INPUT FOR THIS TASK:
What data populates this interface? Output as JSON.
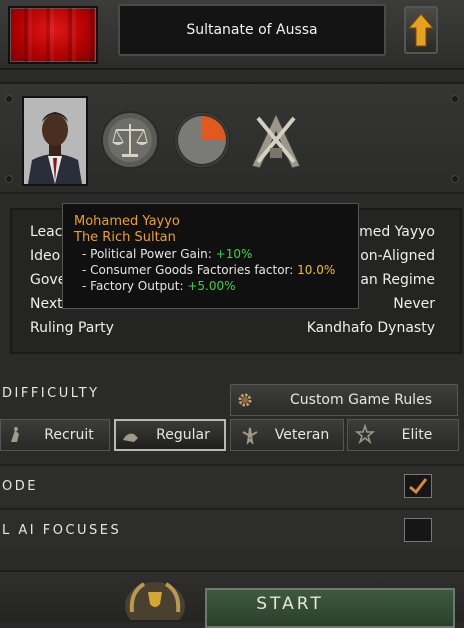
{
  "country": {
    "name": "Sultanate of Aussa"
  },
  "leader_rows": [
    {
      "label": "Leac",
      "value": "med Yayyo"
    },
    {
      "label": "Ideo",
      "value": "on-Aligned"
    },
    {
      "label": "Gove",
      "value": "an Regime"
    },
    {
      "label": "Next",
      "value": "Never"
    },
    {
      "label": "Ruling Party",
      "value": "Kandhafo Dynasty"
    }
  ],
  "tooltip": {
    "name": "Mohamed Yayyo",
    "trait": "The Rich Sultan",
    "effects": [
      {
        "label": "- Political Power Gain: ",
        "value": "+10%",
        "color": "#3fd13f"
      },
      {
        "label": "- Consumer Goods Factories factor: ",
        "value": "10.0%",
        "color": "#f0c020"
      },
      {
        "label": "- Factory Output: ",
        "value": "+5.00%",
        "color": "#3fd13f"
      }
    ]
  },
  "difficulty": {
    "title": "Difficulty",
    "custom_rules_label": "Custom Game Rules",
    "options": [
      {
        "label": "Recruit",
        "icon": "recruit-icon",
        "selected": false
      },
      {
        "label": "Regular",
        "icon": "regular-icon",
        "selected": true
      },
      {
        "label": "Veteran",
        "icon": "veteran-icon",
        "selected": false
      },
      {
        "label": "Elite",
        "icon": "elite-icon",
        "selected": false
      }
    ]
  },
  "toggles": [
    {
      "label": "ODE",
      "checked": true
    },
    {
      "label": "L AI Focuses",
      "checked": false
    }
  ],
  "start": {
    "label": "START"
  }
}
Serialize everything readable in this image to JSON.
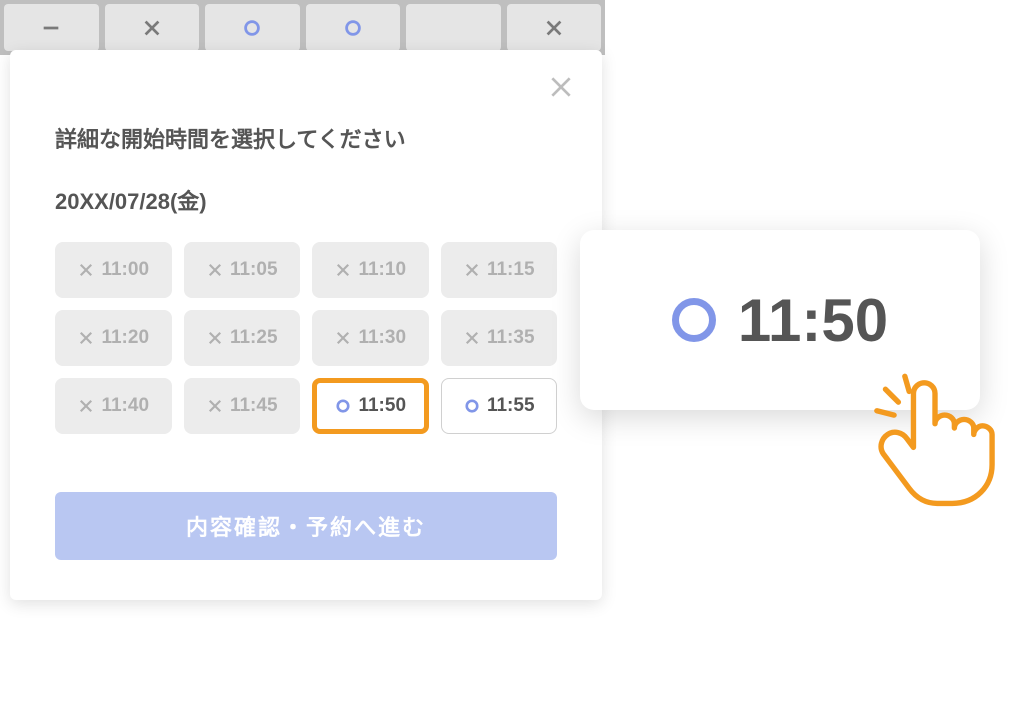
{
  "modal": {
    "title": "詳細な開始時間を選択してください",
    "date": "20XX/07/28(金)",
    "submit_label": "内容確認・予約へ進む"
  },
  "slots": [
    {
      "time": "11:00",
      "status": "unavailable"
    },
    {
      "time": "11:05",
      "status": "unavailable"
    },
    {
      "time": "11:10",
      "status": "unavailable"
    },
    {
      "time": "11:15",
      "status": "unavailable"
    },
    {
      "time": "11:20",
      "status": "unavailable"
    },
    {
      "time": "11:25",
      "status": "unavailable"
    },
    {
      "time": "11:30",
      "status": "unavailable"
    },
    {
      "time": "11:35",
      "status": "unavailable"
    },
    {
      "time": "11:40",
      "status": "unavailable"
    },
    {
      "time": "11:45",
      "status": "unavailable"
    },
    {
      "time": "11:50",
      "status": "selected"
    },
    {
      "time": "11:55",
      "status": "available"
    }
  ],
  "zoom": {
    "time": "11:50"
  },
  "colors": {
    "accent_orange": "#f39a1f",
    "accent_blue": "#8196e8",
    "button_blue": "#b9c7f2"
  }
}
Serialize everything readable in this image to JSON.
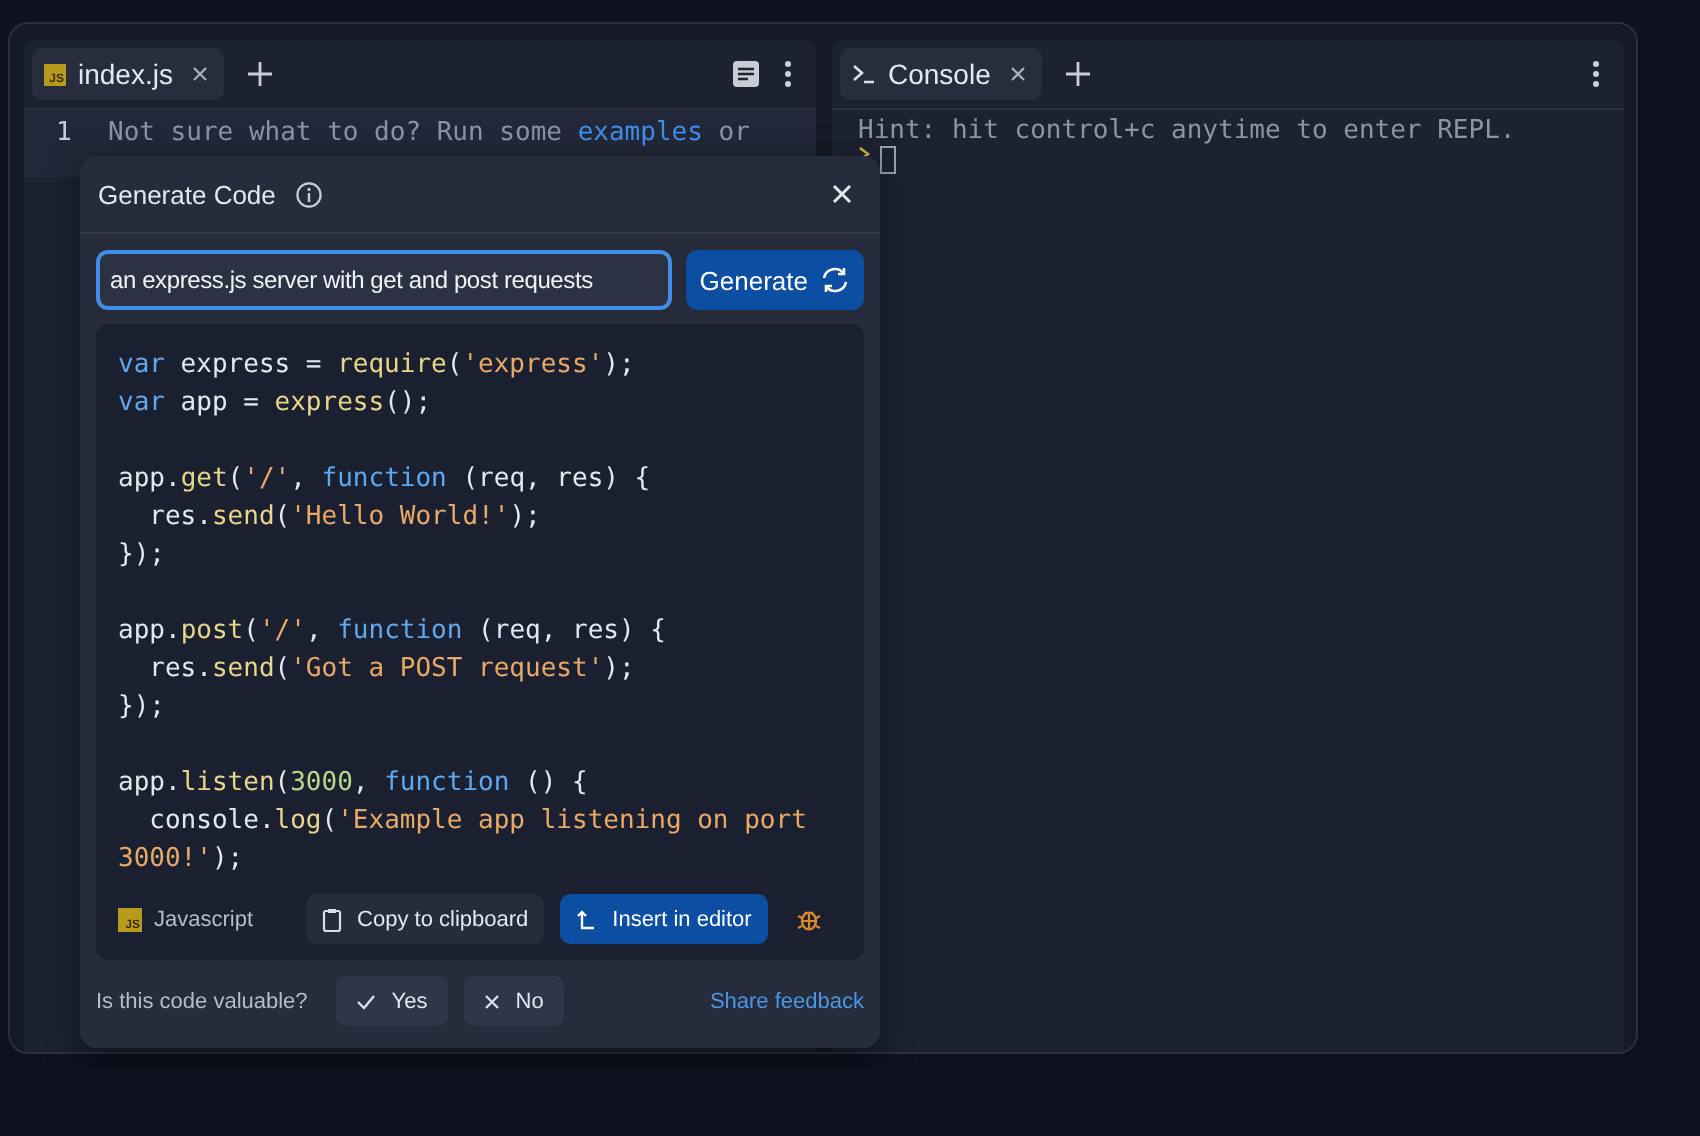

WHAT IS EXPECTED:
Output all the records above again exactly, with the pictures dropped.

RESULT FOR THIS EXERCISE:
What data populates this interface? Output as JSON.
{
  "country": {
    "name": "Sultanate of Aussa"
  },
  "leader_rows": [
    {
      "label": "Leac",
      "value": "med Yayyo"
    },
    {
      "label": "Ideo",
      "value": "on-Aligned"
    },
    {
      "label": "Gove",
      "value": "an Regime"
    },
    {
      "label": "Next",
      "value": "Never"
    },
    {
      "label": "Ruling Party",
      "value": "Kandhafo Dynasty"
    }
  ],
  "tooltip": {
    "name": "Mohamed Yayyo",
    "trait": "The Rich Sultan",
    "effects": [
      {
        "label": "- Political Power Gain: ",
        "value": "+10%",
        "color": "#3fd13f"
      },
      {
        "label": "- Consumer Goods Factories factor: ",
        "value": "10.0%",
        "color": "#f0c020"
      },
      {
        "label": "- Factory Output: ",
        "value": "+5.00%",
        "color": "#3fd13f"
      }
    ]
  },
  "difficulty": {
    "title": "Difficulty",
    "custom_rules_label": "Custom Game Rules",
    "options": [
      {
        "label": "Recruit",
        "icon": "recruit-icon",
        "selected": false
      },
      {
        "label": "Regular",
        "icon": "regular-icon",
        "selected": true
      },
      {
        "label": "Veteran",
        "icon": "veteran-icon",
        "selected": false
      },
      {
        "label": "Elite",
        "icon": "elite-icon",
        "selected": false
      }
    ]
  },
  "toggles": [
    {
      "label": "ODE",
      "checked": true
    },
    {
      "label": "L AI Focuses",
      "checked": false
    }
  ],
  "start": {
    "label": "START"
  }
}
Serialize everything readable in this image to JSON.
{
  "modal": {
    "title": "詳細な開始時間を選択してください",
    "date": "20XX/07/28(金)",
    "submit_label": "内容確認・予約へ進む"
  },
  "slots": [
    {
      "time": "11:00",
      "status": "unavailable"
    },
    {
      "time": "11:05",
      "status": "unavailable"
    },
    {
      "time": "11:10",
      "status": "unavailable"
    },
    {
      "time": "11:15",
      "status": "unavailable"
    },
    {
      "time": "11:20",
      "status": "unavailable"
    },
    {
      "time": "11:25",
      "status": "unavailable"
    },
    {
      "time": "11:30",
      "status": "unavailable"
    },
    {
      "time": "11:35",
      "status": "unavailable"
    },
    {
      "time": "11:40",
      "status": "unavailable"
    },
    {
      "time": "11:45",
      "status": "unavailable"
    },
    {
      "time": "11:50",
      "status": "selected"
    },
    {
      "time": "11:55",
      "status": "available"
    }
  ],
  "zoom": {
    "time": "11:50"
  },
  "colors": {
    "accent_orange": "#f39a1f",
    "accent_blue": "#8196e8",
    "button_blue": "#b9c7f2"
  }
}
Serialize everything readable in this image to JSON.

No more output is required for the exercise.